Even a large grimeslug is easy to kill. No matter if you try to shoot it or to chop it up, no tests are needed to hit. But since there physique is so simple (and lacking “single vital organs) it needs between 2 and 6 shots (depending on size and weapon used) to kill the larger ones, no matter how well you place them. Flamers do the trick quiet well (one shot). Killing them in melee is easy as well, but one will end up with two to three “hits” of the digestive juices before it is done. Of course, one can just try to hurry by without getting hit by the juices they spew forth (routine Dexterity test).
In general, these things are meant as answer to “what way my brood eating, anyway?” Of course, the PitThings will decimate the population of Grimeslugs in the installation rapidly! In addition…it is good to give the characters something to waste their ammo on, isn´t it? The fact that “unknown large slimly things encountered in the dark” are good for the mood of a monster hunt is just icing on the cake.
Have your group encounter the “dried out” slime trails and later some smaller or large life specimen. And as the character get closer to the area where the PitThings roam, make them encounter the dried out “skin husks” of those slugs the PitThing have devoured on sight. This will look a lot like an old, discard piece of plastic plane.
Creature: Gloom Haunt
Do you own the “Creatures Anathema” Book? If this “fortress” has its own landing field for shuttles, some “Gloom Haunt” might be encountered below. Use only one of them, so, as a mean little surprise attack to one of the characters… a “side show”, so to speak. They will only encounter one of it. Shall they check the ceiling for the reminder of the session, so.
Ambience: Markings on the wall
Have the characters find some old marks made with chalk or spray paint on different walls. Very simple marks, like “X” or arrows point towards the location the characters came from. These are old marks from loot pickers and reclaimators who searched the place for valuables. A routine(+20) test for logic will not only tell that but that the arrows point towards the direction that lead to EXITS (“they found in and wanted to make sure they found back out again”) and that the “X” marks areas that had already been searched. These marks are YEARS old, but since there is no rain or cleaning servitors to wash them away…they simply stay.

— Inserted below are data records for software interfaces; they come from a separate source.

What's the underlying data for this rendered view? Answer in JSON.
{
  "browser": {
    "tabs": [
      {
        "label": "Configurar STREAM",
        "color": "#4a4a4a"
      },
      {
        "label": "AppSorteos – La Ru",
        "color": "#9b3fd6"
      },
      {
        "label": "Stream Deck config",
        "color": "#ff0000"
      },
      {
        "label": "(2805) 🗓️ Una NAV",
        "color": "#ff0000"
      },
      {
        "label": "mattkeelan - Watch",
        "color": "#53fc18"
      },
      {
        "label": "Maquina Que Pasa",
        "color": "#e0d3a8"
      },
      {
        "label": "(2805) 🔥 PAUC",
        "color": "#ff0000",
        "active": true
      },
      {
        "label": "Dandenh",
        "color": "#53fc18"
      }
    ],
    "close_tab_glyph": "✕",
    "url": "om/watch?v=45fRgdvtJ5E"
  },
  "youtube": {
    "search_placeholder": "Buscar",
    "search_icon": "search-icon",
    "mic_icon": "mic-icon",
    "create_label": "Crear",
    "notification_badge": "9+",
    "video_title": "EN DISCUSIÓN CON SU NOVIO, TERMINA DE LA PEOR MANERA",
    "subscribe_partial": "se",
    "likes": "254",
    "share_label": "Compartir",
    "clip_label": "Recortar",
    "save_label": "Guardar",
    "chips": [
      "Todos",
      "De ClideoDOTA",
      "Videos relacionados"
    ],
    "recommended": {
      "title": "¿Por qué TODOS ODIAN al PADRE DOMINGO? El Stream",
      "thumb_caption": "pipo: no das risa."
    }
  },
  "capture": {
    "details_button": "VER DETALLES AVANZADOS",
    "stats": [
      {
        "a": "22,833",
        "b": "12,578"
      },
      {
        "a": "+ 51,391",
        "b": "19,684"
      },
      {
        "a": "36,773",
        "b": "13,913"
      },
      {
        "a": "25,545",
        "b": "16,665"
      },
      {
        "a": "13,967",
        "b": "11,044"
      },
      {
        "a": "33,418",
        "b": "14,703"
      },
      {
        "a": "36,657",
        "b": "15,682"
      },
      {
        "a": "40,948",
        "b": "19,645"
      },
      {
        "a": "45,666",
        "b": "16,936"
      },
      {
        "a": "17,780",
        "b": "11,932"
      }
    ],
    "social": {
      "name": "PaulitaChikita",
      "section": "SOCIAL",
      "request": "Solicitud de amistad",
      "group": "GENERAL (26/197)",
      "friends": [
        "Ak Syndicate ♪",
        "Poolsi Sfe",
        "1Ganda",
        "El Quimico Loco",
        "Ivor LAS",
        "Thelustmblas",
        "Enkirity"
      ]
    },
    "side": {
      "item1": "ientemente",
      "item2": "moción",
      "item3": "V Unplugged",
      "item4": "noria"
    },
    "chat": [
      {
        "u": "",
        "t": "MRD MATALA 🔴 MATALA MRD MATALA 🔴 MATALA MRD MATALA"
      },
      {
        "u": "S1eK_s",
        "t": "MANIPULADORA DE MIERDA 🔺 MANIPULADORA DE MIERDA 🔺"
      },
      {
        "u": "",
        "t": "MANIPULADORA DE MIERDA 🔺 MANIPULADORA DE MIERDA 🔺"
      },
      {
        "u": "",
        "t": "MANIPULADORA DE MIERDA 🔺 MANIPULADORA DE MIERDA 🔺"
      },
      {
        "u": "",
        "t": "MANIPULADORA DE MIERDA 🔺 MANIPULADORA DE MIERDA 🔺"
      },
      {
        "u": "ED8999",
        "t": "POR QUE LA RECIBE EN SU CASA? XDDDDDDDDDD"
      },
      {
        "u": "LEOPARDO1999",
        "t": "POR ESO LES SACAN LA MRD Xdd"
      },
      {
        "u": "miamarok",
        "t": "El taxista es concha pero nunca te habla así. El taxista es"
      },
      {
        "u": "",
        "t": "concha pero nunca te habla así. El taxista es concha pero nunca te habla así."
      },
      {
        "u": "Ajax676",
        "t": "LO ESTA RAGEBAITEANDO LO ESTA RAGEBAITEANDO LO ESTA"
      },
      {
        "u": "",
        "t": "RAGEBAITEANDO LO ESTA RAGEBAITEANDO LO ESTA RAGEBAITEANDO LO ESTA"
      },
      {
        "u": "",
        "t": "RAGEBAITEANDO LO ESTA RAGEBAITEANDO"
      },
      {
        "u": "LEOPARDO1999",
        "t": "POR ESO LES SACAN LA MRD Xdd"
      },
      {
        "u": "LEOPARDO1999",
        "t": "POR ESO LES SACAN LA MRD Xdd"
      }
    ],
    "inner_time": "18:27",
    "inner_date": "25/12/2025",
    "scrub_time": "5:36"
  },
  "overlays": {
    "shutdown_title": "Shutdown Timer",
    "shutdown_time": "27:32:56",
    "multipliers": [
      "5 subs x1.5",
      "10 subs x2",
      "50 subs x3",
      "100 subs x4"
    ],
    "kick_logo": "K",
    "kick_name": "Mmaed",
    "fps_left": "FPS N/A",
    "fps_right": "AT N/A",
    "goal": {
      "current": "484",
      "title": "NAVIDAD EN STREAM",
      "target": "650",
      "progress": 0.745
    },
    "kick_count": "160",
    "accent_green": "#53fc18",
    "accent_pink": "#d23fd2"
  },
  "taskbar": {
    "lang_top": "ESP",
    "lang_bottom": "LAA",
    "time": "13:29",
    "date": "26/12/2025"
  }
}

I always suggest to ask for Intelligence (or Navigation) tests to avoid getting lost in large, unknown, unlit places. Unless the characters have some way of tracing their steps themselves.